▸ What is being asked
An exact copy of every record is required.

▸ Exercise input
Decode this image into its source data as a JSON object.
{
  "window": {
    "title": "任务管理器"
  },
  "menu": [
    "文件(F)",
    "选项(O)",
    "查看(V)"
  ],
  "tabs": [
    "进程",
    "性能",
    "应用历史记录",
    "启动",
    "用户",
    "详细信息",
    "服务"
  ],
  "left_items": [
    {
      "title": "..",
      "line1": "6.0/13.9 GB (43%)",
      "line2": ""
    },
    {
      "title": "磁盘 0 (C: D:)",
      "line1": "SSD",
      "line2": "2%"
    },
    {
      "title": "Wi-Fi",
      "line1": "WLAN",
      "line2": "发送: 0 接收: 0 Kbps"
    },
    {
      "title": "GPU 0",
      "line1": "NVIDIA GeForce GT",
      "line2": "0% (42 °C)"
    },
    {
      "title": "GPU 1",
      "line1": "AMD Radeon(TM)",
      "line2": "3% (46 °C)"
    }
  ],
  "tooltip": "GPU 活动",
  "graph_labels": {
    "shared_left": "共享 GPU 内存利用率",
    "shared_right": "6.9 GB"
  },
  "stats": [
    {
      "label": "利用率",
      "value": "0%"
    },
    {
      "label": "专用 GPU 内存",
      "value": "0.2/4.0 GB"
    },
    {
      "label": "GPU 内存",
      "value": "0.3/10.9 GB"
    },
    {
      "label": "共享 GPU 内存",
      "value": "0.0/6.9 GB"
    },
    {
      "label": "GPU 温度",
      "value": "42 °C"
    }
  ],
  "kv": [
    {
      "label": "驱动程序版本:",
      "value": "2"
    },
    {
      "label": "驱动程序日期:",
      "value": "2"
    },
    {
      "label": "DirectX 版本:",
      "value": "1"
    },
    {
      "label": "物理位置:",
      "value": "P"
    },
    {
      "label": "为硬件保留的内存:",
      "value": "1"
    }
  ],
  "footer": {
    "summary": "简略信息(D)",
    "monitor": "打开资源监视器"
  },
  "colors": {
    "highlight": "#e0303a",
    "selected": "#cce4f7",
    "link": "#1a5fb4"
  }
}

▸ Result of the exercise
Decode this image into its source data as a JSON object.
{
  "window": {
    "title": "任务管理器"
  },
  "menu": [
    "文件(F)",
    "选项(O)",
    "查看(V)"
  ],
  "tabs": [
    "进程",
    "性能",
    "应用历史记录",
    "启动",
    "用户",
    "详细信息",
    "服务"
  ],
  "left_items": [
    {
      "title": "..",
      "line1": "6.0/13.9 GB (43%)",
      "line2": ""
    },
    {
      "title": "磁盘 0 (C: D:)",
      "line1": "SSD",
      "line2": "2%"
    },
    {
      "title": "Wi-Fi",
      "line1": "WLAN",
      "line2": "发送: 0 接收: 0 Kbps"
    },
    {
      "title": "GPU 0",
      "line1": "NVIDIA GeForce GT",
      "line2": "0% (42 °C)"
    },
    {
      "title": "GPU 1",
      "line1": "AMD Radeon(TM)",
      "line2": "3% (46 °C)"
    }
  ],
  "tooltip": "GPU 活动",
  "graph_labels": {
    "shared_left": "共享 GPU 内存利用率",
    "shared_right": "6.9 GB"
  },
  "stats": [
    {
      "label": "利用率",
      "value": "0%"
    },
    {
      "label": "专用 GPU 内存",
      "value": "0.2/4.0 GB"
    },
    {
      "label": "GPU 内存",
      "value": "0.3/10.9 GB"
    },
    {
      "label": "共享 GPU 内存",
      "value": "0.0/6.9 GB"
    },
    {
      "label": "GPU 温度",
      "value": "42 °C"
    }
  ],
  "kv": [
    {
      "label": "驱动程序版本:",
      "value": "2"
    },
    {
      "label": "驱动程序日期:",
      "value": "2"
    },
    {
      "label": "DirectX 版本:",
      "value": "1"
    },
    {
      "label": "物理位置:",
      "value": "P"
    },
    {
      "label": "为硬件保留的内存:",
      "value": "1"
    }
  ],
  "footer": {
    "summary": "简略信息(D)",
    "monitor": "打开资源监视器"
  },
  "colors": {
    "highlight": "#e0303a",
    "selected": "#cce4f7",
    "link": "#1a5fb4"
  }
}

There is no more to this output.